Open interethnic conflict is rare, but relations with Russia itself are uneasy; a border treaty that both sides signed last year after long negotiations remains open because Moscow now says it wants new terms. In this charged atmosphere, even small disputes sometimes assume oversized importance. Scuffles broke out at a Soviet-era war memorial in Tallinn this year on May 9, the anniversary of the end of World War II, after Russian veterans unfurled Soviet flags. That prompted an outraged reaction, including a threat by one Estonian nationalist leader to blow up the monument. The park where the memorial is situated has since been cordoned off and remains under 24-hour police guard. Ask Heiki Ahonen, director of a museum dedicated to the Nazi and Soviet occupations, how Estonia is faring as it seeks to construct an integrated society, and he snorts: "This is not nation building; it's more like putting out fires."
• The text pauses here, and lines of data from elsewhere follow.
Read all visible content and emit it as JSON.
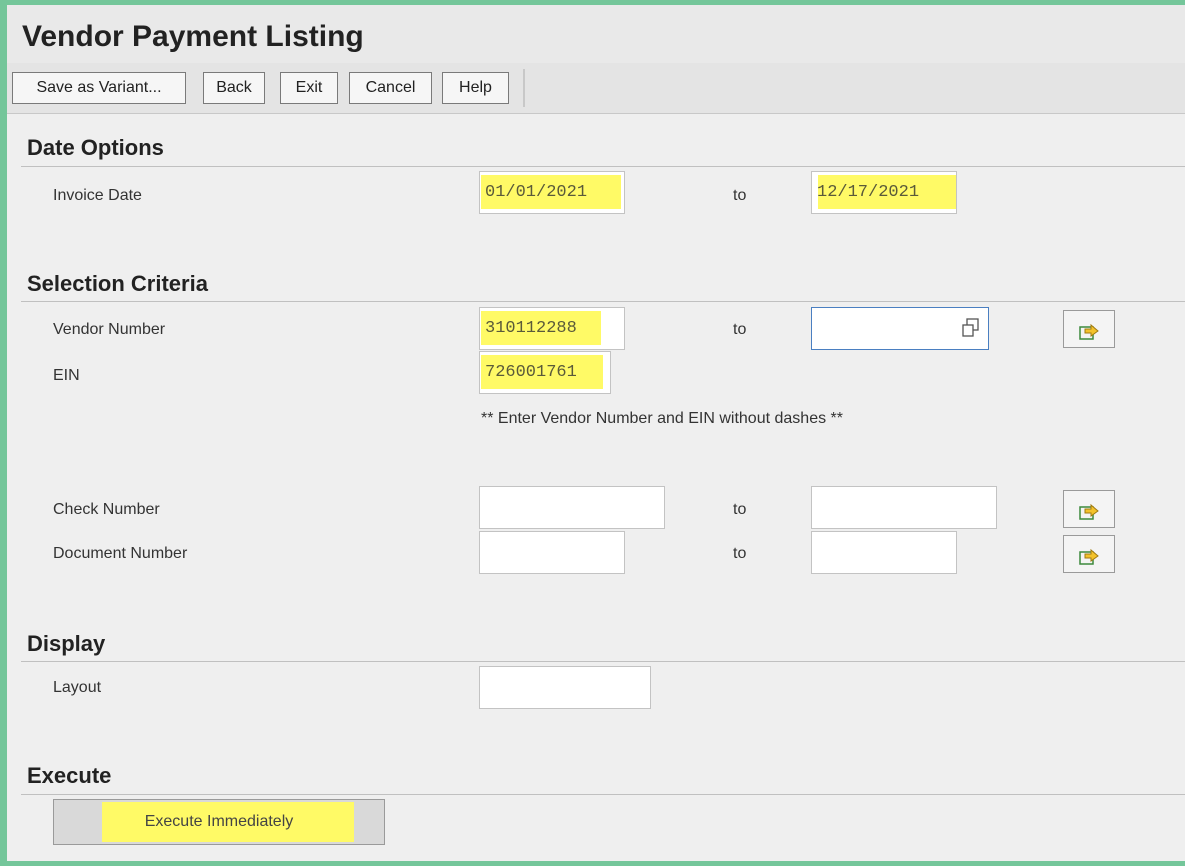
{
  "app": {
    "title": "Vendor Payment Listing"
  },
  "toolbar": {
    "save_variant": "Save as Variant...",
    "back": "Back",
    "exit": "Exit",
    "cancel": "Cancel",
    "help": "Help"
  },
  "date_options": {
    "heading": "Date Options",
    "invoice_date_label": "Invoice Date",
    "from": "01/01/2021",
    "to_label": "to",
    "to": "12/17/2021"
  },
  "selection": {
    "heading": "Selection Criteria",
    "vendor_label": "Vendor Number",
    "vendor_from": "310112288",
    "vendor_to": "",
    "ein_label": "EIN",
    "ein": "726001761",
    "note": "** Enter Vendor Number and EIN without dashes **",
    "check_label": "Check Number",
    "check_from": "",
    "check_to": "",
    "doc_label": "Document Number",
    "doc_from": "",
    "doc_to": "",
    "to_label": "to"
  },
  "display": {
    "heading": "Display",
    "layout_label": "Layout",
    "layout": ""
  },
  "execute": {
    "heading": "Execute",
    "button": "Execute Immediately"
  },
  "colors": {
    "highlight": "#fffa66",
    "frame": "#74c69a",
    "focus_border": "#4a7fc1"
  }
}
Perhaps the next generation will work out such tricky issues. Galja Burnakova, 29, taps the side of her head with her index finger. "The biggest problem is here," she says. She's an interior decorator who was born in the Siberian town of Abakan but has lived in Tallinn for a decade and speaks near-flawless Estonian. Like many Russian-born residents, she says she'd much rather live in Estonia than back in Russia. She's nibbling shrimp sandwiches in a hip private club called Noku with her friend Kertu Lukas, 25, the editor of an Estonian food magazine. For a while, Lukas had a Russian boyfriend. He spoke Estonian, but some of his family didn't; she speaks some Russian, but many of her friends don't. That was awkward sometimes and, she admits: "It was a problem for my father."